such as the air used by vacuum operated detachers. In addition to these planned air admissions,
"unplanned' air admission occurs when milking units are attached, detached and when units
falloff or in the most extreme case, when a milk hose is removed from an inlet on the milkline.
A milking system behaves as a low-pass filter towards air admission disturbances (Tan and
Reinemann, 1996). Air is a compressible fluid, and as such, provides a considerable amount of
'damping' of the vacuum changes that result when momentary imbalances between air admission
and air extraction occur. You can think of the air inside the milking machine as a partly coiled
spring that absorbs some of the pressure variation produced by air admission. The rate of
vacuum change in the receiver (and at the vacuum sensing point) typically less than 30 kPa/s
during the extreme event of a milk hose removed from a milk inlet during a dry test (Reinemann
et al., 2001).

The difference between system (or receiver) vacuum and the teat-end vacuum are mainly the
result of movement of milk through the short milk tube, claw, long milk tube, and milkline. Milk
is an incompressible fluid with a density about 1000 times greater than that of air and the flow
velocity of milk in the short milk tube can be considerably faster than the flow velocity of air in
the milkline. While air acts as a damper to reduce vacuum changes and the rate of vacuum
change, milk slugging propagates high-frequency vacuum fluctuations in the wetted part of the
milking machine (Tan and Reinemann, 1996). As a result, the vacuum changes associated with
slugs of milk moving through milk tubes are up to 10 times larger and 400 times faster than the
changes than can be sensed by the vacuum regulator (Reinemann et al, 2001).
Because the regulator cannot sense the major contributions to vacuum change at the teat end,
various system components and designs have been implemented over the history of milking
machine development to reduce the difference between vacuum at the teat end and vacuum at the
regulator sensing point. These include:
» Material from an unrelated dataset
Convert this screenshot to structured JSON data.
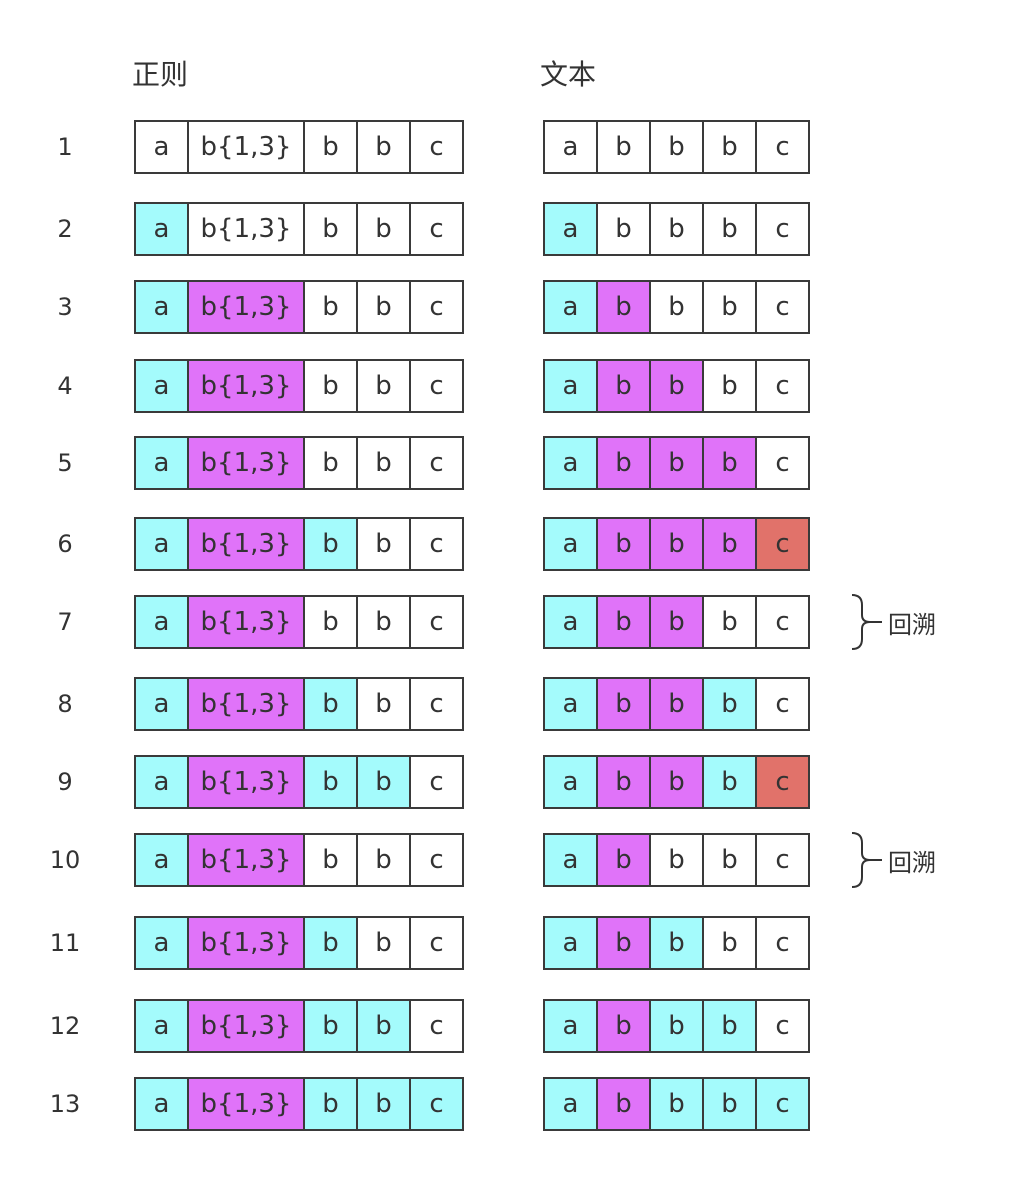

• Separating milk and air flow near the cow using a

specially designed claw or a bucket or weigh jar milking system. The nearer to the teat end the
separation point occurs the greater reduction in vacuum change due to milk slugging.

Reducing the lift height from the claw to the point of regulated vacuum, ranging from of up to +2
meters for high-level pipeline systems, +1 meter for mid-level and weigh jar systems, -1 meter
for low level pipeline systems, and -2 meters or more for very-low-level or 'basement' pipeline
systems. • Devices to reduce teat end vacuum during periods of low milk flow. • Devices to
reduce the amount of 'unplanned' air admission, such as shutoff valves on claws or teatcups.
Increasing the diameter of the short milk tube, long milk tube, and milk line.
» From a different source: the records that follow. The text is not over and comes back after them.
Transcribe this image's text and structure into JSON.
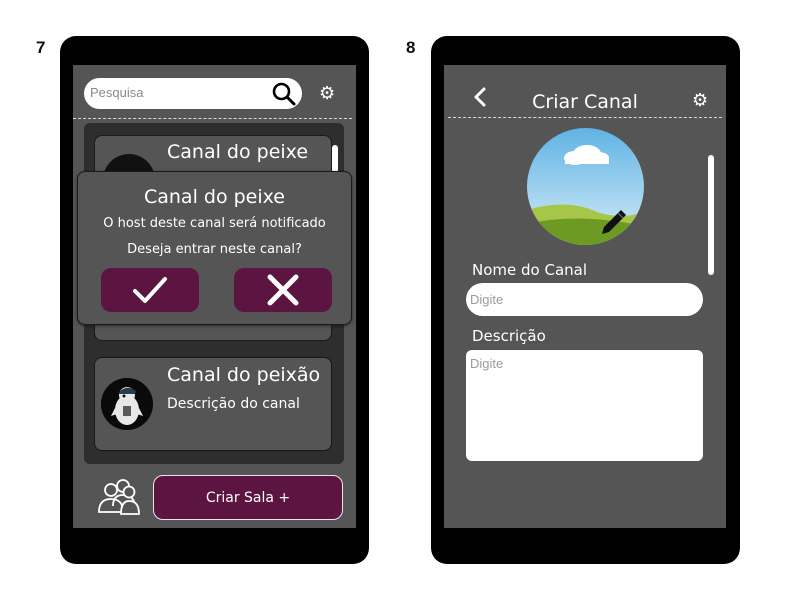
{
  "screens": {
    "screen7": {
      "number": "7",
      "search_placeholder": "Pesquisa",
      "channels": [
        {
          "title": "Canal do peixe"
        },
        {
          "title": "Canal do peixão",
          "description": "Descrição do canal"
        }
      ],
      "modal": {
        "title": "Canal do peixe",
        "line1": "O host deste canal será notificado",
        "line2": "Deseja entrar neste canal?"
      },
      "create_button": "Criar Sala +"
    },
    "screen8": {
      "number": "8",
      "title": "Criar Canal",
      "name_label": "Nome do Canal",
      "name_placeholder": "Digite",
      "desc_label": "Descrição",
      "desc_placeholder": "Digite"
    }
  },
  "colors": {
    "phone_frame": "#000000",
    "screen_bg": "#555555",
    "list_bg": "#2e2e2e",
    "accent": "#5c1440"
  },
  "icons": [
    "search-icon",
    "gear-icon",
    "check-icon",
    "close-icon",
    "people-icon",
    "back-icon",
    "pencil-icon"
  ]
}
Fg : Vacuum flow lines (Reinemann et al, 2001).


A milking machine operates under a partial vacuum.
This partial vacuum is created by removing air from the milking
system with a vacuum pump.
This vacuum level is kept steady by the vacuum regulator. The vacuum regulator
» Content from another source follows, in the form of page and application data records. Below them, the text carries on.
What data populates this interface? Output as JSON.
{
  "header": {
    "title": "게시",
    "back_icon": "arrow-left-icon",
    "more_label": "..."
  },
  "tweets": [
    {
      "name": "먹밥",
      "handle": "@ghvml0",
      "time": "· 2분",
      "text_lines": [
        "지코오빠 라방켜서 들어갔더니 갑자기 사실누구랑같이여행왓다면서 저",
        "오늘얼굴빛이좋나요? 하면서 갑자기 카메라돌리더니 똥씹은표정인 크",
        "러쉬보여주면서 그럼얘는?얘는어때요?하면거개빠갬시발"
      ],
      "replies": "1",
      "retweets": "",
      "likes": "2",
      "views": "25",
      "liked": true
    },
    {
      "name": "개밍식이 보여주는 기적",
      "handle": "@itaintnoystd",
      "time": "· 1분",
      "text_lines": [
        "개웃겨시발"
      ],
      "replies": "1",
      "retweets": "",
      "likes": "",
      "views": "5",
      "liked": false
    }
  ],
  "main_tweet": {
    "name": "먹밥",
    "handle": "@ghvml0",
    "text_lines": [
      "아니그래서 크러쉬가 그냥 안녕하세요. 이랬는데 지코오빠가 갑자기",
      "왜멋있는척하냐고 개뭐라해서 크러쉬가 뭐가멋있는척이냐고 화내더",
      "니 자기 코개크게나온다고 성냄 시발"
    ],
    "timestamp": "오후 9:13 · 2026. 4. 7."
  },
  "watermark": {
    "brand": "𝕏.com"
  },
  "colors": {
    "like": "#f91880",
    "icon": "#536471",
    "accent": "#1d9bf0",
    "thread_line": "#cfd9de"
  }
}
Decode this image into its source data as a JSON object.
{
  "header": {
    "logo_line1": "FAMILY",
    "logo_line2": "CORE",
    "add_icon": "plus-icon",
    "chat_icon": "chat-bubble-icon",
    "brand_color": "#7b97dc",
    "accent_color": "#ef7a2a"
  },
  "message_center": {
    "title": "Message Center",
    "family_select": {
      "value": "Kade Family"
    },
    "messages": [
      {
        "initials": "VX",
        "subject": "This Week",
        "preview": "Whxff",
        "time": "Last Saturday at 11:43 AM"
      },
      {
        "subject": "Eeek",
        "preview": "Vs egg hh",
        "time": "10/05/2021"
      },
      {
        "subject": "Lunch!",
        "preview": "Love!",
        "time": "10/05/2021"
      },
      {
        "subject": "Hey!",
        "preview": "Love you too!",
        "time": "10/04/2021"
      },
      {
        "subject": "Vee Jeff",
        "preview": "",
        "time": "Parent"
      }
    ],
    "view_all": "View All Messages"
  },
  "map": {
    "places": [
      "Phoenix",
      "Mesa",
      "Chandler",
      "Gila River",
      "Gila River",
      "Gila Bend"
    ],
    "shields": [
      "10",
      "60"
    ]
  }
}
balances the air admission with the air extraction to keep the system vacuum steady.
If the system vacuum drops as a result of more air being admitted than extracted, the

regulator will admit less air to bring the system vacuum back up.
If the system vacuum rises as a result of less air being admitted than extracted, the

regulator will admit more air to reduce the system vacuum.
Newer vacuum regulation technology uses a variable speed control on the vacuum pump.


Biochemistry of lactation. 1983. T B Mepham, Elsevier, Amsterdam.

Dodd, F.H. and H.S. Hall, 1992. History and Development. Chapter 1, Machine Milking

and Lactation, . Insight Books, Huntington Vermont, USA, AJ Bramley, FH Dodd, GA Mein and
JA Bramley Editors.

Reinemann DJ, MD Rasmussen and GA Mein, 2001. Instrument Requirements for

measuring Vacuum changes in Milking Machines. Transactions of the ASAE, 44(4)975-981.

Woolford, MW. 1995. Milking machine effects on mastitis progress 1985-1995.

Proceedings of the 3rd International Mastitis Seminar, 7:3(12), A Saran and S Soback Editors.

NMC Annual Meeting Proceedings (2005) .


University of Wisconsin-Madison Milking Research and Instruction Laboratory Madison,